However, it differs from the BBC in one very important respect: it does not in any sense dominate its market. Its shows seldom if ever top the television or radio ratings. It is there to sustain the public good, to provide things that ought to be there but (and I really don’t mean this offensively) in national life, it matters less than the BBC does here. A pity and Australia is the poorer for it (but the richer for having an ABC at all).

Of course, not having a licence fee to create income, the ABC is considerably less well off than the BBC and the technical aspects of serving such a vast country are very costly. Australia did once have a licence system but it was abolished over thirty years ago. (In the earliest days of Australian radio, you even bought different sets, each tuned to one station and then “sealed”, with some of the income from the sale going to a particular broadcaster. One of the wackiest broadcasting funding solutions I’ve ever seen!)

However, one strength of the licence system is that it is robust; it gives the BBC a good income which they can spend on good services, plain and simple. The ABC is just one of many things all begging for government money in Canberra; and broadcasting is bound to come down the pecking order when competing with things like healthcare, defence and education.

So it was very interesting to read a report (on the ABC’s own excellent website) of a speech made by the ABC’s Managing Director Mark Scott, at the Commonwealth Broadcasting Association. In it, he defended the role of broadcasters like the BBC and ABC and had the courage to say that James Murdoch’s real agenda was “less about making a contribution to public policy than it is getting rid of the BBC's services, effectively destroying the BBC as we know it - a tragedy for the UK - a tragedy for the world”.

Quite right, Mark. Next time there’s a vacancy for Prime Minister Down Under, I hope you’re in the running. Actually, you might fancy giving it a go here in Britain instead…….

Wednesday, 9 September 2009

If It’s Wednesday it Must Be England

I took a very pleasant overseas group to Warwick Castle the other day. Nothing unusual in that you might think.

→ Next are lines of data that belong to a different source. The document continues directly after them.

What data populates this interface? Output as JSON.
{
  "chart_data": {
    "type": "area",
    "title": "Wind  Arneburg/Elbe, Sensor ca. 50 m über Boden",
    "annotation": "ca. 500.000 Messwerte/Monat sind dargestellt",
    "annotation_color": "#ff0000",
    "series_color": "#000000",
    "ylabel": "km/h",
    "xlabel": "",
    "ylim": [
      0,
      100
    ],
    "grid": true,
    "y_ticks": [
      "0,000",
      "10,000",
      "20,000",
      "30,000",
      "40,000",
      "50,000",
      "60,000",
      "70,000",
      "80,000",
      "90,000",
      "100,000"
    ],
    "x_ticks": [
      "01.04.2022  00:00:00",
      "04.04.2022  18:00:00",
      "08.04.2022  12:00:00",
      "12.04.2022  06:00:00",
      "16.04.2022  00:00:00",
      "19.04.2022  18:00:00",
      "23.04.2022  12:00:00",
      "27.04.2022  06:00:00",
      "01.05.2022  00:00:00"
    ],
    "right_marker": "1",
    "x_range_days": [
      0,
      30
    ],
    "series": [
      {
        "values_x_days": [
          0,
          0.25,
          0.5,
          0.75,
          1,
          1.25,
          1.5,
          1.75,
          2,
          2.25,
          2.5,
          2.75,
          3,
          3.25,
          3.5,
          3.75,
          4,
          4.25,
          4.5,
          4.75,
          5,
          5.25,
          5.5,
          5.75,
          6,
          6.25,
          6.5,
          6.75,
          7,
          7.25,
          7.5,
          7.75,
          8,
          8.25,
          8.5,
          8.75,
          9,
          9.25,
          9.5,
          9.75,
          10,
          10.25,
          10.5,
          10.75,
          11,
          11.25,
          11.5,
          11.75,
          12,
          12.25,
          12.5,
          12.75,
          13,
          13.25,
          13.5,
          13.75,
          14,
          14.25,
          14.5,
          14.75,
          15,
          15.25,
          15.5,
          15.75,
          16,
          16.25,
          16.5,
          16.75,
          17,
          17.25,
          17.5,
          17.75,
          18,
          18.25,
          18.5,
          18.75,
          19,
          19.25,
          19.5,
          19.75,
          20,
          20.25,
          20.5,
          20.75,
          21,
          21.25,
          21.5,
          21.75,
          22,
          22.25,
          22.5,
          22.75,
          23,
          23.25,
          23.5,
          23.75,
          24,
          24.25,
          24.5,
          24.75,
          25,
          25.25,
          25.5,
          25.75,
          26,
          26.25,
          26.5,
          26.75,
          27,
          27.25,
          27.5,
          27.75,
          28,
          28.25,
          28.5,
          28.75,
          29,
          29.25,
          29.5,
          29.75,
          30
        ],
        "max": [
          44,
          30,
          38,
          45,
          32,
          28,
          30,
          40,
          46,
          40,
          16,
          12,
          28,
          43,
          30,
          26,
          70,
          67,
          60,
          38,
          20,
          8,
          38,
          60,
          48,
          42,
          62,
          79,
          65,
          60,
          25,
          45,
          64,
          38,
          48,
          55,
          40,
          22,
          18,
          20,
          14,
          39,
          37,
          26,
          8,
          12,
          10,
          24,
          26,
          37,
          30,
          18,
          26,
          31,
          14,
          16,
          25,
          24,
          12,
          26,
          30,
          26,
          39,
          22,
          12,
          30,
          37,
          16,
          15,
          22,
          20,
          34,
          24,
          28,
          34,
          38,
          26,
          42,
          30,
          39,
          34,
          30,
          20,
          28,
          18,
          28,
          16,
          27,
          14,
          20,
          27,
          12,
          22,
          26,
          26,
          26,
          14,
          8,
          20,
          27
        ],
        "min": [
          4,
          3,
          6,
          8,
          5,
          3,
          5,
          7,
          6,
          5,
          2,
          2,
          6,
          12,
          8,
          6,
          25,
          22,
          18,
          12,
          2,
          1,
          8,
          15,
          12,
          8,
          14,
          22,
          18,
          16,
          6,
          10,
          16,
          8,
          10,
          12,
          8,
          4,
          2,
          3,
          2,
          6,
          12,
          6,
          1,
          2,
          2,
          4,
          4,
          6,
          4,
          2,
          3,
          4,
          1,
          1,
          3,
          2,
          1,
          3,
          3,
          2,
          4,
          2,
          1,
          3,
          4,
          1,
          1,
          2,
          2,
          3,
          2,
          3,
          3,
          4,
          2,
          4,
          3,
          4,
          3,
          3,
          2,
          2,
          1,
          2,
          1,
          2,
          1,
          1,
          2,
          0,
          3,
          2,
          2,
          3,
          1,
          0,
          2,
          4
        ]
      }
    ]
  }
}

However, the group had exactly one hour to see the Castle, the second largest in Britain.

After that they headed off for lunch before spending the afternoon travelling to…….York! (They asked me if there “was anything to see” there, by the way. Not sure they’d or their “tour manager” had done a lot of preparation for this trip.)

After one solitary night there, they were then on to Edinburgh. Just for a day you understand.

No wonder people always look so tired and confused on these Round Britain tours.

Thursday, 3 September 2009

A Night in Provence!

We watched the magnificent Jean de Florette last night.

Either my French has deteriorated to an embarrassing degree or else the provencale dialects there were really quite something.

Not a feel good factor film by any stretch of the imagination but really quite spectacular.

All being well, it’s Manon des Sources ce soir!

Tuesday, 1 September 2009

Splashing Around is Disarray

There are always pressures on local authorities. Lots of things competing for their atention, their support and above all their ever scare money.

I do understand that. I really do.

But what is it about local authorities that makes them so incapable of dealing effectively with swimming pools?

Last month Sedgemoor District Council in Somerset dealt the death knell to their popular "Sedgemoor Splash" pool in favour of a new Tesco and now - after an equally valiant fight -Dudley Council in the West Midlands have decided that, no, Coseley Baths must go too. See .

Yes, they are expensive to run and to maintain. But they are, like street lights, parks, refuse collections and libraries, "services we maintain for the common good". In any case, swimming pools are a basic, simple and healthy way of keeping people of all ages entertained and occupied.

Yes, money is tight for councils. It is for everyone at the moment. That's presumably why, at their meeting on 13 July 2009, Dudley's Councillors voted to increase their basic pay from £7,419 to £9,300. Then they backdated it to April 2009.

And they wonder why they're unpopoular.